The Clearing House Real-TIme Payments Tracker June 2024 Banner

Congress Sets Stage for FinServ Regulation to Heat Up This Summer

As the Consumer Financial Protection Bureau got an effective “green light” from the Supreme Court to keep operating, and as several bills have made their way out of committee in the U.S. House of Representatives, it’s gearing up to be a long summer of heated debate on financial services regulation.

Late last week, the House Financial Services Committee advanced 11 pieces of legislation that are now likely to head to the full chamber for consideration.

Among the bills winding their way to the floor of the House of Representatives, which touch on everything from housing to veterans’ benefits, is H.R. 8337, the Bank Resilience and Regulatory Improvement Act.

Congressional sponsors said the act “would promote regulatory tailoring for community financial institutions, provide for a more transparent and timely bank merger review process … and give small bank holding companies additional relief.”

Delving into the act’s language, one of the key actions would be to increase the asset “threshold” for several regulations covering banks to $50 billion from $10 billion.

CFPB Is Still in Focus

There are indications that the CFPB will continue to be in the cross-hairs of actions on the Hill.

The oversight of the CFPB may indeed shift to Congress.

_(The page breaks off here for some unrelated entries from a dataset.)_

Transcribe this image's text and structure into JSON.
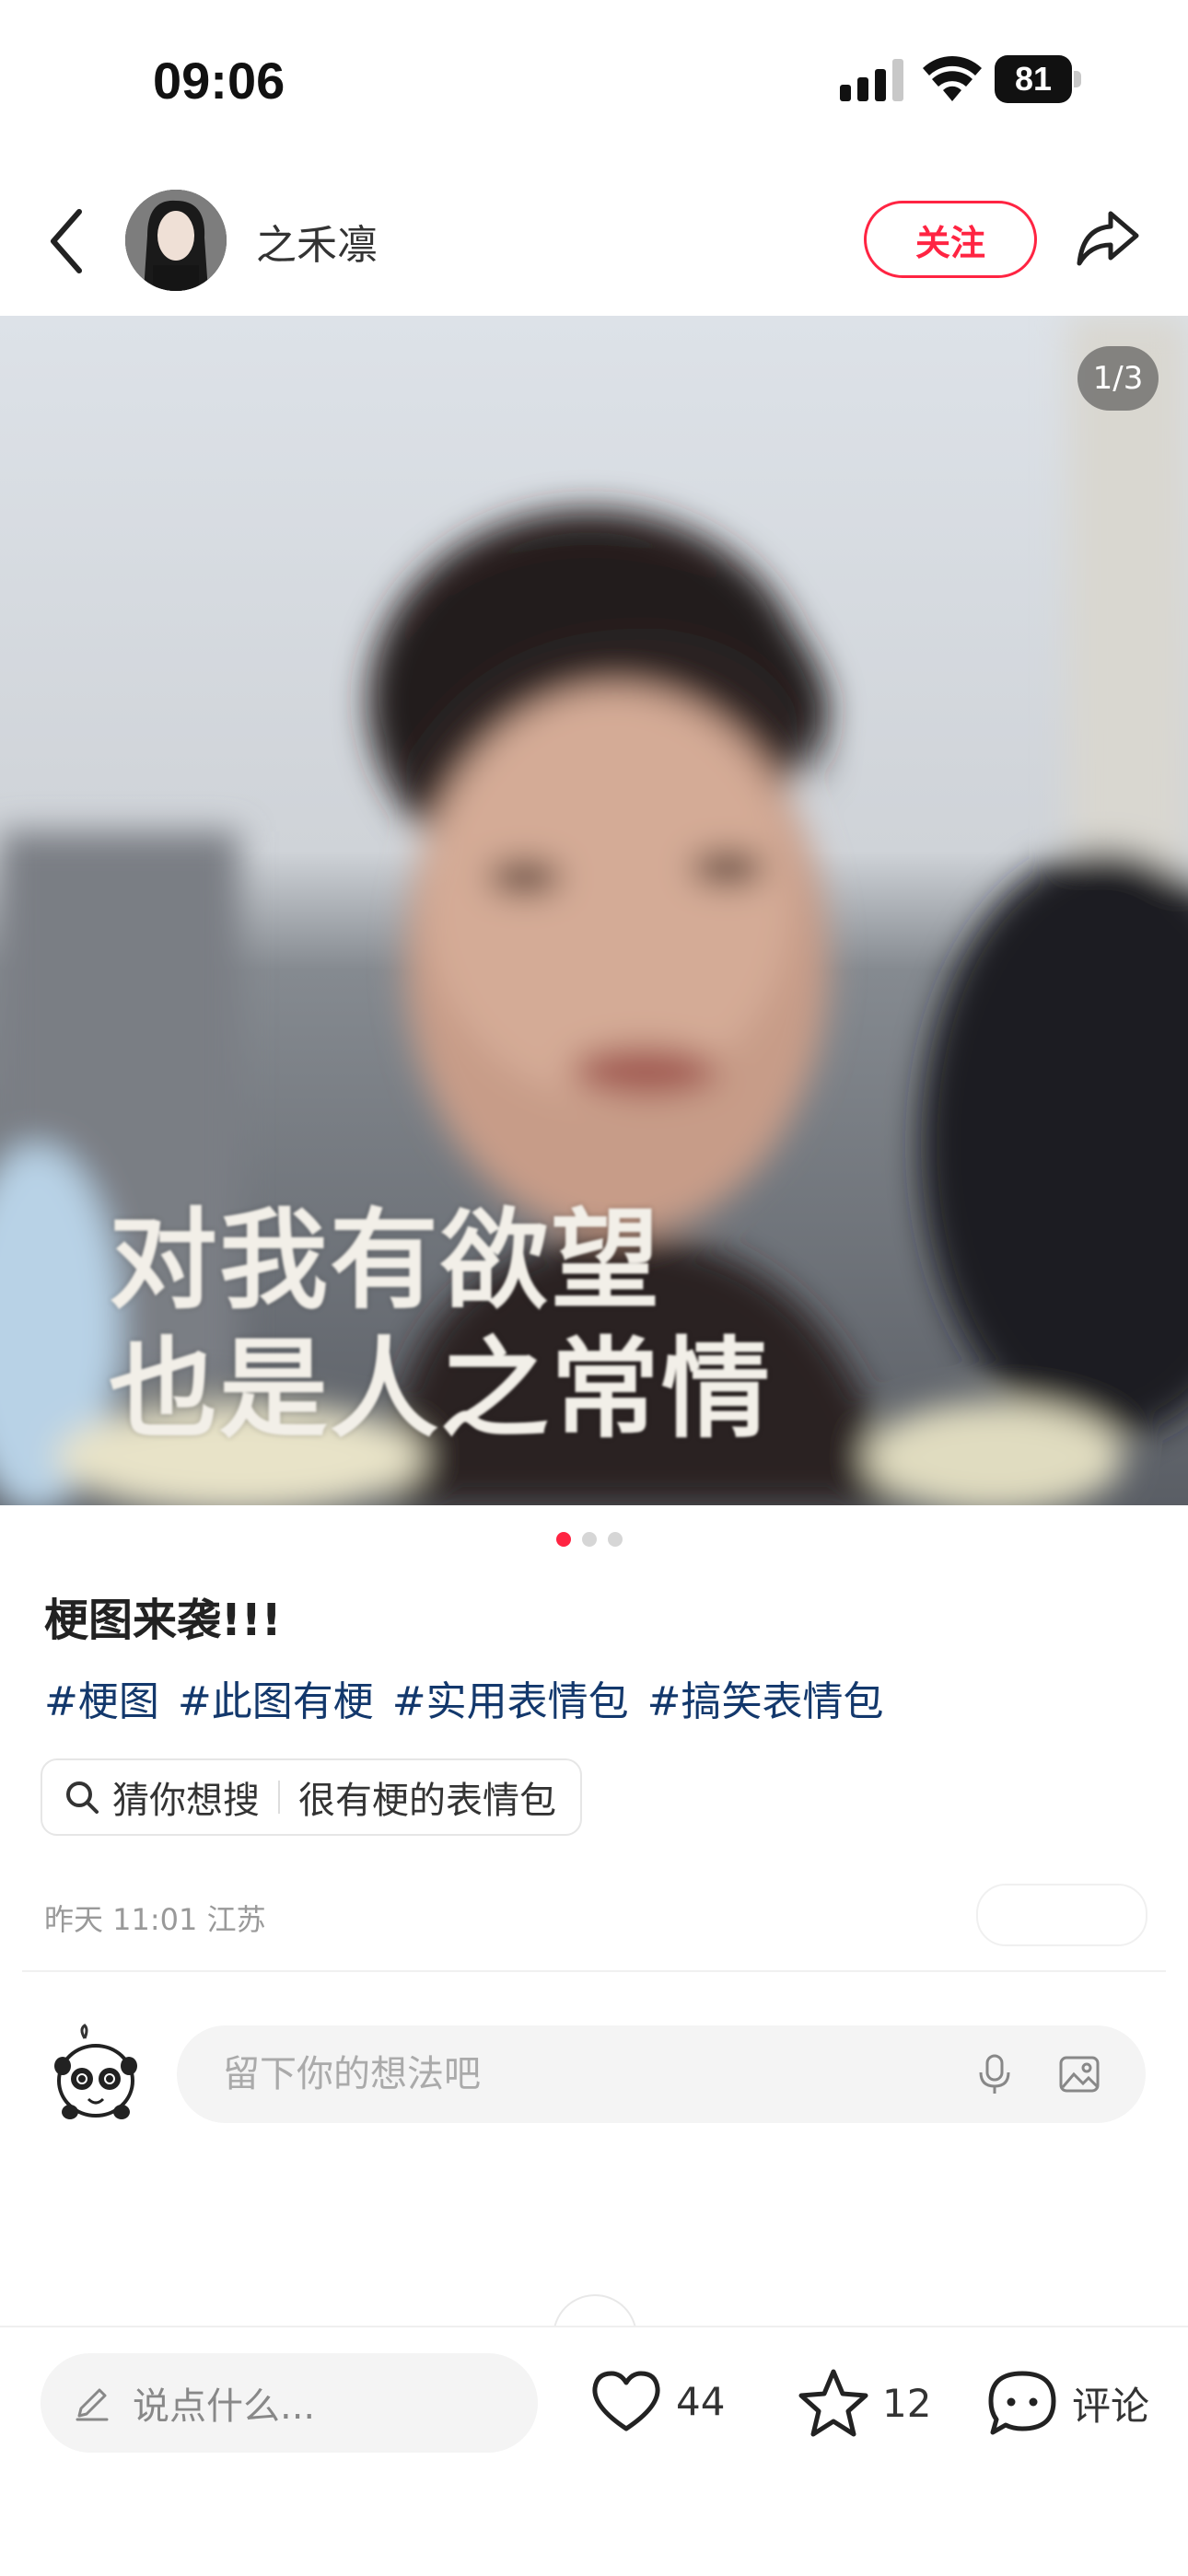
{
  "status_bar": {
    "time": "09:06",
    "battery": "81"
  },
  "header": {
    "author": "之禾凛",
    "follow_label": "关注"
  },
  "media": {
    "counter": "1/3",
    "caption_line1": "对我有欲望",
    "caption_line2": "也是人之常情",
    "active_dot": 1,
    "dots": 3
  },
  "post": {
    "title": "梗图来袭!!!",
    "tags": [
      "#梗图",
      "#此图有梗",
      "#实用表情包",
      "#搞笑表情包"
    ],
    "suggest_label": "猜你想搜",
    "suggest_query": "很有梗的表情包",
    "meta": "昨天 11:01 江苏"
  },
  "comment": {
    "placeholder": "留下你的想法吧"
  },
  "bottom_bar": {
    "say_placeholder": "说点什么...",
    "likes": "44",
    "favorites": "12",
    "comment_label": "评论"
  },
  "colors": {
    "accent": "#ff2442",
    "tag": "#13386c"
  },
  "icons": [
    "back-icon",
    "share-icon",
    "search-icon",
    "mic-icon",
    "image-icon",
    "pen-icon",
    "heart-icon",
    "star-icon",
    "comment-icon"
  ]
}
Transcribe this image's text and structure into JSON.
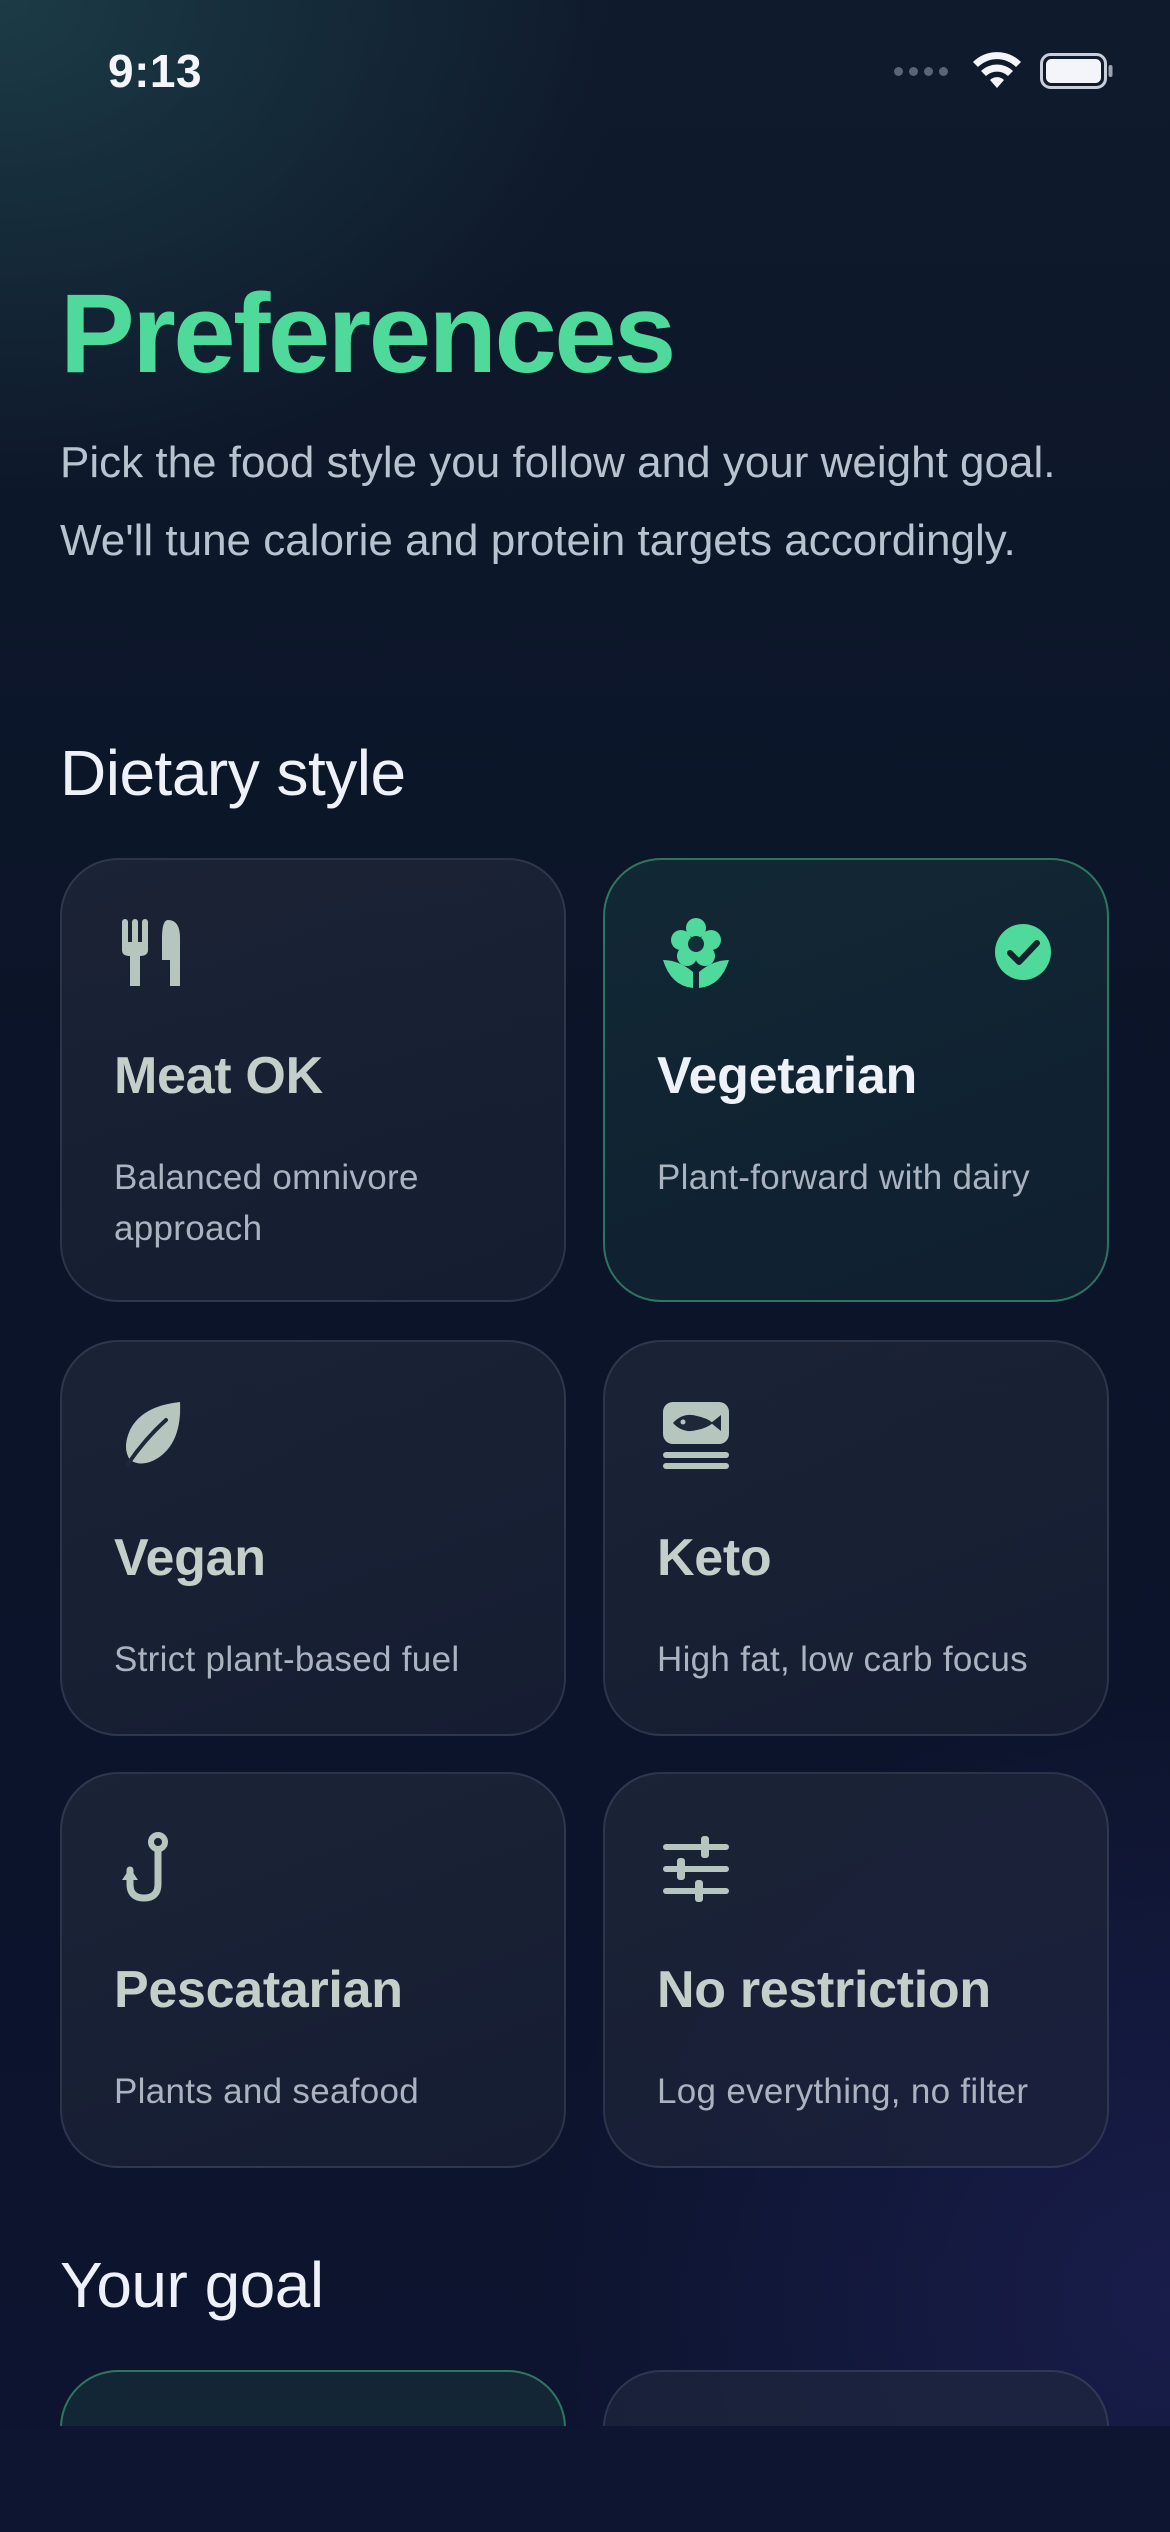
{
  "status_bar": {
    "time": "9:13"
  },
  "header": {
    "title": "Preferences",
    "subtitle": "Pick the food style you follow and your weight goal. We'll tune calorie and protein targets accordingly."
  },
  "dietary_section": {
    "heading": "Dietary style",
    "options": [
      {
        "title": "Meat OK",
        "description": "Balanced omnivore approach",
        "icon": "fork-knife-icon",
        "selected": false
      },
      {
        "title": "Vegetarian",
        "description": "Plant-forward with dairy",
        "icon": "flower-icon",
        "selected": true
      },
      {
        "title": "Vegan",
        "description": "Strict plant-based fuel",
        "icon": "leaf-icon",
        "selected": false
      },
      {
        "title": "Keto",
        "description": "High fat, low carb focus",
        "icon": "fish-plate-icon",
        "selected": false
      },
      {
        "title": "Pescatarian",
        "description": "Plants and seafood",
        "icon": "fish-hook-icon",
        "selected": false
      },
      {
        "title": "No restriction",
        "description": "Log everything, no filter",
        "icon": "sliders-icon",
        "selected": false
      }
    ]
  },
  "goal_section": {
    "heading": "Your goal"
  },
  "colors": {
    "accent": "#4fd99a",
    "icon_muted": "#b7c5bf",
    "background": "#0b1226",
    "text_primary": "#eef1f8",
    "text_secondary": "#aab3bf"
  }
}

As Amias Gerety, partner at venture capital firm QED Investors, said in an interview with PYMNTS published this week, the bureau may find itself under more Congressional oversight as time goes on.

H.R. 8338, the “Clarity in Lending Act,” seeks to “provide a safe harbor for depository institutions to offer responsible small-dollar credit products; require the CFPB to clarify standards for unfair, deceptive or abusive acts or practices enforcement actions; [and] provide small financial institutions with relief from CFPB’s small business data collection rule.” The proposed legislation would also “require the CFPB to establish a process to safeguard small business data.”

The verbiage of the act notes that such rules and clarification on procedures and policies governing civil monetary penalties must be issued within 180 days of the passage of the legislation. Final rules shall include a cost-benefit analysis.

U.S. Rep. Patrick McHenry, chair of the House Financial Services Committee, re-introduced legislation that would set up Financial Services Innovation Offices (FSIO) within each financial regulator, including the CFPB.

CFPB Director Rohit Chopra said in his own remarks in the aftermath of the Supreme Court’s decision that the “ruling makes clear the CFPB is here to stay.”

“Here’s what will happen next,” he added. “First, the CFPB will be able to forge ahead with our law enforcement work. During the pendency of this Supreme Court case, a number of the CFPB’s enforcement actions were put on pause.”

“We’ll continue to defend our rule to close a longstanding late fee loophole on credit cards, which credit card giants have abused for years,” he said. “We’ll be working to finalize rules on overdraft fees and nonsufficient fund fees.”

He added that “the CFPB will be firing on all cylinders.”

As the CFPB prepares to bring its efforts to bear on lenders and banks, lawmakers look set to fire on all cylinders too, through a flurry of bills seeking clarity, input and guardrails on regulatory reach.